o So events aren’t “reproduced” when they’re remembered – they are reconstructed ( you built
that house out of lego, but you stopped thinking about it and the pieces got put in the box
again. You need to rebuild it from scratch)
The current view is that memories are the result of reactivating the pattern of connections
among brain cells that were made when something was first experienced or learned.
So a memory is represented by he reactivation of a relatively unique pattern of neural
activity. Its not the neuron, it’s the PATTERN. Loss of some cells over time and overlap with similar patterns means that some accurate
information will typically be lost and some inaccurate info will be added.
A central theme here is the notion of a memory “schema”
o Schema: a cognitively economical strategy for combining similar events and information
into a common pattern of neuron connections. Ex. Romantic comedies, first dates, first
classes, tendency to lump those together and create “1 size fits all” for memories
o Especially detailed schemas are sometimes called “scripts” like a restaurant script, first-date
script etc.. Ex. Coffee spilled on you, makes you recall it.
Schemas allow us to retrieve examples make inferences, and draw conclusions from memory
that are mostly accurate
o But we don’t necessarily have all the details of the individual events and original
The Cognitive Model of Memory:
B. Memory Processes and Stages
“stimuli” (things we can see, hear, taste, smell, or touch) have to go through many stages
of processing by our body and brain if they are to be remembered later
information can be lost at each of these stages
o some loss is beyond our control, some loss we can do something about
the first process is perception and the first stage is sensory memory
o sensory memory holds information very briefly (less than half a second in some

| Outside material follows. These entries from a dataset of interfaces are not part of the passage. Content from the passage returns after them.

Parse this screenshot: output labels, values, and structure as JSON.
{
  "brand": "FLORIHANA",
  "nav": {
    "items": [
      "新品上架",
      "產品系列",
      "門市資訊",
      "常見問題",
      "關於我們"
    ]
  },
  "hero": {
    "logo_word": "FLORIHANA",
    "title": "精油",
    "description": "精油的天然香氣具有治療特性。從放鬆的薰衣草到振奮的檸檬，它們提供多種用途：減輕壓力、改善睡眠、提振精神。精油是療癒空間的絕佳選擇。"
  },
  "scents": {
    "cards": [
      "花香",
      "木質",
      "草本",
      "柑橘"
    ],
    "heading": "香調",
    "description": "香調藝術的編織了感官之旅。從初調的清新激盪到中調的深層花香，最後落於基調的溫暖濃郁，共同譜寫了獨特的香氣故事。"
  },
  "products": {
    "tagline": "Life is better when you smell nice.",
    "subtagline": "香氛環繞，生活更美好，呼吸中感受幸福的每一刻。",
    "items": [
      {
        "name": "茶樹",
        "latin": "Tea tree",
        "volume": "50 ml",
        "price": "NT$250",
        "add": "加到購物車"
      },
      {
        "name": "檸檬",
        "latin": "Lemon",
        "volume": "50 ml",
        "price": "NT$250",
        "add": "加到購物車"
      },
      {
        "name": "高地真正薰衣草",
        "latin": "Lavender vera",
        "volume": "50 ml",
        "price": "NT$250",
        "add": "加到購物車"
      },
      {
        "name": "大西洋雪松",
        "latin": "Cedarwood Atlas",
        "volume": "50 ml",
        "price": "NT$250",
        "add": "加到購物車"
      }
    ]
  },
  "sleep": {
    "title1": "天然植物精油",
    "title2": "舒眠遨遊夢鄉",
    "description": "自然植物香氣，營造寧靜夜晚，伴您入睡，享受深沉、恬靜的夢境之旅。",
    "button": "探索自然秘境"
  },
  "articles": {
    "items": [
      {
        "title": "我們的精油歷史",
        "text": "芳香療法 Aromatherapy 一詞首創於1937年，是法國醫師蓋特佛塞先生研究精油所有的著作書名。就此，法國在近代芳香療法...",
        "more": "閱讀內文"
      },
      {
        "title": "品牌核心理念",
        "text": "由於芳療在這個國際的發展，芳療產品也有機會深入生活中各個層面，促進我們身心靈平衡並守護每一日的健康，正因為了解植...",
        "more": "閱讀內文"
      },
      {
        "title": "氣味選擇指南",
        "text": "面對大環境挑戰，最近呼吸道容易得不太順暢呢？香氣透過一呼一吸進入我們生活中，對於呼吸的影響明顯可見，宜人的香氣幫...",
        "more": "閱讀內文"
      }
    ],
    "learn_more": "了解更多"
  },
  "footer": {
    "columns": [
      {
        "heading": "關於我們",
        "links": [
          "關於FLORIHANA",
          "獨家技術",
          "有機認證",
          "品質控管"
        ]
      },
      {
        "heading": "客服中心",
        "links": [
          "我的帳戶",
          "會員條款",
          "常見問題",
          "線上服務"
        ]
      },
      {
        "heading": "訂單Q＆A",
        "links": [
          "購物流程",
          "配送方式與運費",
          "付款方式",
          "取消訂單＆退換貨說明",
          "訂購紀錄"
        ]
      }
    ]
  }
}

o information is lost here if it is not quickly picked up by the second process...
the second process is attention and the second stage is short-term memory (STM)
characteristics of STM d